**Assignment:** The entries below are to be duplicated exactly, with nothing left out.

**Entries provided:**
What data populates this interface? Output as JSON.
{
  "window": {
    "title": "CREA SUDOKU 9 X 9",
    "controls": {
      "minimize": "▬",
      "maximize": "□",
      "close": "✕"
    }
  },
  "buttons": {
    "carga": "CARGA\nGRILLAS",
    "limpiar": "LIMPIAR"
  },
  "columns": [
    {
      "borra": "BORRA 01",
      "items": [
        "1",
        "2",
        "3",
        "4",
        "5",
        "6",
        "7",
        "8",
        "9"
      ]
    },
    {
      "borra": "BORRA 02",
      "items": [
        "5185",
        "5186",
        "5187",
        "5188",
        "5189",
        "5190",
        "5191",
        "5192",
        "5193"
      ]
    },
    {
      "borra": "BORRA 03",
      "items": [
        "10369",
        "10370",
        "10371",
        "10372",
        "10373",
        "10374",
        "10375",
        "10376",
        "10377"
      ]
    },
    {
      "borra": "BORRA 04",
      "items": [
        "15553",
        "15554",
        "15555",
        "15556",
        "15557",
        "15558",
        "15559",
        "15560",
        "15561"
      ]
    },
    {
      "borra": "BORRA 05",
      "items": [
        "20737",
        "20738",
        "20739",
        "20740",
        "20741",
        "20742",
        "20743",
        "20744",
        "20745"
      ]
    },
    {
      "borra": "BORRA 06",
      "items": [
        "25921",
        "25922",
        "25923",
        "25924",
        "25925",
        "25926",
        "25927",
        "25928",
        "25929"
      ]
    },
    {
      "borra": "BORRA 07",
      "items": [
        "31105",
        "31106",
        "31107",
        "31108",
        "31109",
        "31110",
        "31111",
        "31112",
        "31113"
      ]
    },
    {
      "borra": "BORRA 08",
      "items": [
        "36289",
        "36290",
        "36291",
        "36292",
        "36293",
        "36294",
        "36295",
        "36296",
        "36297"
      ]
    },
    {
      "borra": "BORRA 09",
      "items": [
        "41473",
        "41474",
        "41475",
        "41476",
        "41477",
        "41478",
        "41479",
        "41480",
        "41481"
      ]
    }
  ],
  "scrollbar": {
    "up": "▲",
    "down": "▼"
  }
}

**Answer to this task:**
What data populates this interface? Output as JSON.
{
  "window": {
    "title": "CREA SUDOKU 9 X 9",
    "controls": {
      "minimize": "▬",
      "maximize": "□",
      "close": "✕"
    }
  },
  "buttons": {
    "carga": "CARGA\nGRILLAS",
    "limpiar": "LIMPIAR"
  },
  "columns": [
    {
      "borra": "BORRA 01",
      "items": [
        "1",
        "2",
        "3",
        "4",
        "5",
        "6",
        "7",
        "8",
        "9"
      ]
    },
    {
      "borra": "BORRA 02",
      "items": [
        "5185",
        "5186",
        "5187",
        "5188",
        "5189",
        "5190",
        "5191",
        "5192",
        "5193"
      ]
    },
    {
      "borra": "BORRA 03",
      "items": [
        "10369",
        "10370",
        "10371",
        "10372",
        "10373",
        "10374",
        "10375",
        "10376",
        "10377"
      ]
    },
    {
      "borra": "BORRA 04",
      "items": [
        "15553",
        "15554",
        "15555",
        "15556",
        "15557",
        "15558",
        "15559",
        "15560",
        "15561"
      ]
    },
    {
      "borra": "BORRA 05",
      "items": [
        "20737",
        "20738",
        "20739",
        "20740",
        "20741",
        "20742",
        "20743",
        "20744",
        "20745"
      ]
    },
    {
      "borra": "BORRA 06",
      "items": [
        "25921",
        "25922",
        "25923",
        "25924",
        "25925",
        "25926",
        "25927",
        "25928",
        "25929"
      ]
    },
    {
      "borra": "BORRA 07",
      "items": [
        "31105",
        "31106",
        "31107",
        "31108",
        "31109",
        "31110",
        "31111",
        "31112",
        "31113"
      ]
    },
    {
      "borra": "BORRA 08",
      "items": [
        "36289",
        "36290",
        "36291",
        "36292",
        "36293",
        "36294",
        "36295",
        "36296",
        "36297"
      ]
    },
    {
      "borra": "BORRA 09",
      "items": [
        "41473",
        "41474",
        "41475",
        "41476",
        "41477",
        "41478",
        "41479",
        "41480",
        "41481"
      ]
    }
  ],
  "scrollbar": {
    "up": "▲",
    "down": "▼"
  }
}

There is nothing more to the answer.